Whenever you think of Christianity, it is next to impossible to overlook the role and importance of love in the story of salvation. God’s love for us is one that is infinitely more enduring than any infatuation or passing attraction. It is one that gives and purifies, sacrifices and yields for the good of another -- again and again and again. God’s love is one that extends through, before, and beyond eternity and is ultimately expressed from Calvary to each and every person, fully, freely, and forever.
The Church has dedicated the month of June to a reminder of the depth of God’s love: the devotion to the Sacred Heart of Jesus. In His Most Sacred Heart, we see how absolutely consumed with love God is for us — so much so that He was willing to bear those heinous wounds, false accusations and derisions, and even His death in order to grant salvation for all. Artistic depictions of the Sacred Heart remind us of the torment Christ endured on our behalf: the heart is wrapped in a crown of thorns, pierced, bleeding, and aflame with a cross rising from the tongues of fire. The visible wounds of Christ’s heart reveal His invisible love. Thus, devotion to the Sacred Heart is described as “devotion to the love of Jesus Christ in so far as this love is recalled and symbolically represented to us by His Heart of Flesh.” As creatures that have both soul and body, bodily representations of Christ’s love sometimes touch us in ways that words do not. The Sacred Heart teaches us that authentic love incurs great costs, but it also always gives life.
Historically, devotion to the Sacred Heart is believed to have grown from another devotion to Jesus’ body: the Sacred Wounds of Christ from His Passion. Saint Bernard of Clairvaux said that the piercing of Christ’s side revealed His goodness and the charity of His heart for us: “How good and pleasant it is to dwell in the Heart of Jesus! Who is there who does not love a Heart so wounded? Who can refuse a return of love to a Heart so loving?” Other religious and saints, such as Francis of Assisi, have themselves exemplified closeness to the love poured out by Christ’s Five Wounds and Sacred Heart.
The devotion as it is most commonly known today is said to have begun with the 1673 appearance of our Lord to St. Margaret Mary Alacoque, a French nun of the Order of the Visitation of Holy Mary. Over a series of visits, Our Lord revealed to St. Margaret Mary the importance of devotion to His Sacred Heart:
"Behold the Heart which has so loved men that it has spared nothing, even to exhausting and consuming Itself, in order to testify Its love … But what I feel most keenly is that it is hearts which are consecrated to Me, that treat Me thus. Therefore, I ask of you that the Friday after the Octave of Corpus Christi be set apart for a special Feast to honor My Heart, by communicating on that day, and making reparation to It by a solemn act, in order to make amends for the indignities which It has received during the time It has been exposed on the altars. I promise you that My Heart shall expand Itself to shed in abundance the influence of Its Divine Love upon those who shall thus honor It, and cause It to be honored."
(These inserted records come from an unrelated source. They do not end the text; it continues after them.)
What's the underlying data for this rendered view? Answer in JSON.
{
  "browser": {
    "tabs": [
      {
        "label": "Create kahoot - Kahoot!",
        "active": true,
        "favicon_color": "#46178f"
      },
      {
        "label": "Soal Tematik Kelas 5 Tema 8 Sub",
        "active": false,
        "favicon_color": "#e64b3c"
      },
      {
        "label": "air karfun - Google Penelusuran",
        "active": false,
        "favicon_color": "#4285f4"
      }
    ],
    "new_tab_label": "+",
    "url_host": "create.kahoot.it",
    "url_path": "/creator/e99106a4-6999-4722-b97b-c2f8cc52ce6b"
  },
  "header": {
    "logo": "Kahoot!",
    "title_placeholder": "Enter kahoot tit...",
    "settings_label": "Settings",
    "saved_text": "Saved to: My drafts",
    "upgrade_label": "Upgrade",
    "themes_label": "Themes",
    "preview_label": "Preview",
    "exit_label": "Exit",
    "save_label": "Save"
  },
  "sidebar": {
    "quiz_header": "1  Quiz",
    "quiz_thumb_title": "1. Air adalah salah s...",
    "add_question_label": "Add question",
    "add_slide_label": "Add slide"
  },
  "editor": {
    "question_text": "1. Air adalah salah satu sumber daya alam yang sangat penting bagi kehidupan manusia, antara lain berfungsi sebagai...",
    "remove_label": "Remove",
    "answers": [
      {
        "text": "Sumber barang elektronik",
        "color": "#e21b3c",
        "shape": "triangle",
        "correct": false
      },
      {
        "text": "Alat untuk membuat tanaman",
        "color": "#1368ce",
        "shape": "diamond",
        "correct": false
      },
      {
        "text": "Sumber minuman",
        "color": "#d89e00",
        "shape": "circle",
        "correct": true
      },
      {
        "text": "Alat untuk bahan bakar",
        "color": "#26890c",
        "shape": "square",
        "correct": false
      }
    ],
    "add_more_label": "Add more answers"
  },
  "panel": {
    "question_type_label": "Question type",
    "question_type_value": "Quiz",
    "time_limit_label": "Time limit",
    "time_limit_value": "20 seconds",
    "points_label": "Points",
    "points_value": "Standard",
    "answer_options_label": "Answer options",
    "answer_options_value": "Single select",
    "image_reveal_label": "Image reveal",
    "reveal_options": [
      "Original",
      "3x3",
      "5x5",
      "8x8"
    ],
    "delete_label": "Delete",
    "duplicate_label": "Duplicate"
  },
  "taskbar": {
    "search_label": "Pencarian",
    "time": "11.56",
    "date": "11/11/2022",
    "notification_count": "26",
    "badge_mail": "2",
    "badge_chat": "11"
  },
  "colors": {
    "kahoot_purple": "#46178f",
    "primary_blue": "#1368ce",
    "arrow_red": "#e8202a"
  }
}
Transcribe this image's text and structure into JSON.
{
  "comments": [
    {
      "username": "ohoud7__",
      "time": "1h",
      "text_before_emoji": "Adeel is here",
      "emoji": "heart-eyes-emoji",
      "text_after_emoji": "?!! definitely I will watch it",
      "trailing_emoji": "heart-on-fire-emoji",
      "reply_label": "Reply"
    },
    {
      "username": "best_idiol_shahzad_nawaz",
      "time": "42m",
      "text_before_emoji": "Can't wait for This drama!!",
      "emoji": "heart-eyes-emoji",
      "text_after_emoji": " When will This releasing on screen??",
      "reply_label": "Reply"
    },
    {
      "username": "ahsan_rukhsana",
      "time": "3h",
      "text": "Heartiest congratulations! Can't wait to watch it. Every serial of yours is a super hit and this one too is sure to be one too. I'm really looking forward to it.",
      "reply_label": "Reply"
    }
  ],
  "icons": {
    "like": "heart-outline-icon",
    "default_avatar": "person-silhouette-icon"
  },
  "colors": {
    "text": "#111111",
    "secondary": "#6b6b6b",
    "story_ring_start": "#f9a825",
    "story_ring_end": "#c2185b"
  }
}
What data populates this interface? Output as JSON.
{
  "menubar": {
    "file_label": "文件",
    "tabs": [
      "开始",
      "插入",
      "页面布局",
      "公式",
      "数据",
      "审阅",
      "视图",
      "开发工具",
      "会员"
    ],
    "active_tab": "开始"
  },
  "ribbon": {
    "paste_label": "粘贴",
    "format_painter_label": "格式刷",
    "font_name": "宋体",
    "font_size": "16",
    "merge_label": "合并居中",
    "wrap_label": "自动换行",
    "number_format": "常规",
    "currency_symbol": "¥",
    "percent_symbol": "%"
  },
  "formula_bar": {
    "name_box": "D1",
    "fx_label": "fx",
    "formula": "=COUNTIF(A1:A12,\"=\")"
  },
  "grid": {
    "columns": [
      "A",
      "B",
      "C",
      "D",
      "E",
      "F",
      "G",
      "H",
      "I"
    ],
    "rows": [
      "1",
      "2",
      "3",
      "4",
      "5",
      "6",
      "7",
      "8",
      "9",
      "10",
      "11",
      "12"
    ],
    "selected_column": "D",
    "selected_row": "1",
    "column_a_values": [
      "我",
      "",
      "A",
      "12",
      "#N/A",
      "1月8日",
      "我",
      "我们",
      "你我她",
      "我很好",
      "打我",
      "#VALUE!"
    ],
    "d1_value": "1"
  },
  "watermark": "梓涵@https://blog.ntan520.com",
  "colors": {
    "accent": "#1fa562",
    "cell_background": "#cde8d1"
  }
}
In 1856, the Solemnity of the Sacred Heart was officially added to the liturgical calendar — the day before the Memorial of the Immaculate Heart of the Blessed Virgin Mary. The faithful have several options for honoring the Sacred Heart as requested by our Lord:
The Love that Christ continually showers on us should totally consume us. Christ’s death is an infinitely huge debt that we can never repay—but in His infinitely huge capacity to love and be merciful, all our Lord asks in return is our love. As we are invited to share in His Divine Love, we are called to let that love change us to become better disciples and better witnesses. Most of all, let us strive to become authors of great love stories, never ceasing to wonder at the incredible truth that the God of the Universe loves us!
The Solemnity of the Most Sacred Heart is also the World Day of Prayer for the Sanctification of Priests. Please pray for the priests in your parish and any other priests who have touched your life!